Further new varieties have since been introduced to combat pests and diseases as well as such problems as the effects of global climate change.
Today Cuba’s tobacco regions are served by the Instituto de Investigaciones del Tabaco (Tobacco Research Institute) with its four experimental research stations, which together control all of the seed that the farmers sow.
One of the Research Institute's recent achievements has been to improve further the ecological growth of the plants, which is unique in the world of tobacco.
The quest continues to preserve and perfect the essence of the only true Cuban seed – Tabaco Negro Cubano.

3 - The Vegueros’ magic touch (1)

The Vegas de Primera have their own special style of cultivation, and the work that this entails is extraordinarily hard.
The Veguero – farmer – may have charge of half a million plants or more, and each must be visited more than 150 times in the course of the growing season.

Work starts in the burning heat of June and July, and continues without respite for nine months.
Different fields are planted at different times so as to spread the burden of work in each season. The time from planting the seed to completion of harvest is around 17 weeks for shade-grown (tapado) plants for wrapper leaves, and 16 weeks for sun-grown plants for filler and binder leaves.

1. Tobacco plants flourish in the loosest possible soil, so fields must be ploughed very carefully in a certain pattern to a certain depth several times before planting. Animal traction is still used, so as not to compact the soil.

2. Seedlings are grown in special seedbeds, with a covering of straw for protection.
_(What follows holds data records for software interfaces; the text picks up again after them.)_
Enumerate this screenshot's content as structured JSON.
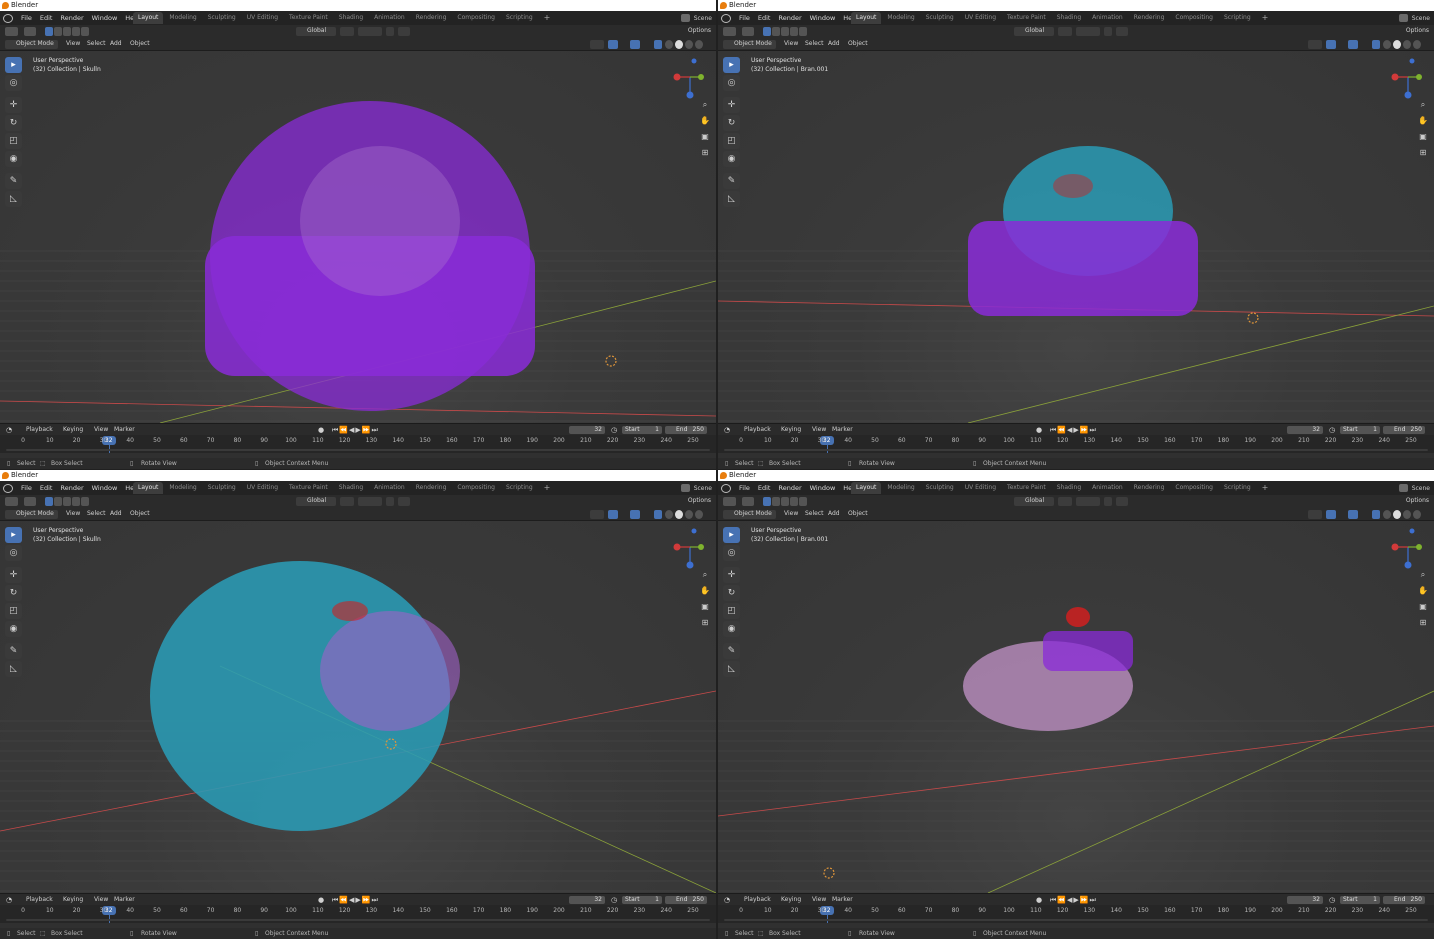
{
  "app": {
    "title": "Blender"
  },
  "menu": [
    "File",
    "Edit",
    "Render",
    "Window",
    "Help"
  ],
  "tabs": [
    "Layout",
    "Modeling",
    "Sculpting",
    "UV Editing",
    "Texture Paint",
    "Shading",
    "Animation",
    "Rendering",
    "Compositing",
    "Scripting"
  ],
  "active_tab": "Layout",
  "scene": {
    "label": "Scene"
  },
  "header": {
    "transform": "Global",
    "options": "Options"
  },
  "viewport_menu": {
    "mode": "Object Mode",
    "view": "View",
    "select": "Select",
    "add": "Add",
    "object": "Object"
  },
  "timeline": {
    "playback": "Playback",
    "keying": "Keying",
    "view": "View",
    "marker": "Marker",
    "current_frame": "32",
    "start_label": "Start",
    "start": "1",
    "end_label": "End",
    "end": "250",
    "ticks": [
      "0",
      "10",
      "20",
      "30",
      "40",
      "50",
      "60",
      "70",
      "80",
      "90",
      "100",
      "110",
      "120",
      "130",
      "140",
      "150",
      "160",
      "170",
      "180",
      "190",
      "200",
      "210",
      "220",
      "230",
      "240",
      "250"
    ]
  },
  "status": {
    "select": "Select",
    "box_select": "Box Select",
    "rotate_view": "Rotate View",
    "context_menu": "Object Context Menu"
  },
  "colors": {
    "accent": "#4772b3",
    "purple_mesh": "#8a2bd8",
    "cyan_mesh": "#2a9bb5",
    "red_mesh": "#d02020",
    "origin_ring": "#e0963a"
  },
  "icons": [
    "blender-logo-icon",
    "select-cursor-icon",
    "cursor-icon",
    "move-icon",
    "rotate-icon",
    "scale-icon",
    "transform-icon",
    "annotate-icon",
    "measure-icon",
    "zoom-icon",
    "hand-pan-icon",
    "camera-icon",
    "grid-icon",
    "scene-icon"
  ],
  "windows": [
    {
      "perspective": "User Perspective",
      "collection": "(32) Collection | Skulln"
    },
    {
      "perspective": "User Perspective",
      "collection": "(32) Collection | Bran.001"
    },
    {
      "perspective": "User Perspective",
      "collection": "(32) Collection | Skulln"
    },
    {
      "perspective": "User Perspective",
      "collection": "(32) Collection | Bran.001"
    }
  ]
}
Some are now grown by a new method, in floating polystyrene seed containers sheltered inside plastic-clad ‘tunnels’.

3. After 45 days when the seedlings reach a height of 13-15cm, they are ready to be planted out.

4. Some 18-20 days after planting out, the soil is banked up around the base of the plant to promote the development of the roots, a process called aporque.

5. As each plant reaches the desired height, the top bud is removed (desbotonado) to concentrate growth on the development of larger leaves.

6. Removing the top bud causes an explosion of side shoots.The farmer must make repeated visits to each plant to remove them. This is called deshije.

4 - The Vegueros’ magic touch (2)


Wrapper leaves are exceptional in every respect. Some 10-20 days into the growing season, the fields are entirely enclosed under canopies of muslin cloth – a remarkable sight. Each plant is then individually strung to the frame.
Irrigation is critical. The plants must get just the right quantity of water at the moment they need it.

Cuban sunlight works its magic to bring on the rich variety of flavours in the sun-grown plants that supply the filler and binder leaves.

5 - Harvesting leaf by leaf

Around 40 days after planting out, the harvest can begin – a laborious task because each leaf must be picked by hand. Only two or three leaves can be taken at a time, with days to wait between each picking. The harvesting of a single plant takes close to 30 days to complete.

Leaves are picked at intervals from the bottom up, allowing time between pickings for the plant to develop its remaining leaves.
Shade-grown (tapado) plants are taller with more leaves, and so they require more pickings.
The Mañanita leaves that are picked first are too small for Habanos, but they are the perfect size for Cuban mini cigars (Minis Cubanos).

The harvested leaves are taken to the farmer’s barn for air curing – just the first of many stages that the leaf has yet to pass through.

A sun-grown plant is illustrated here.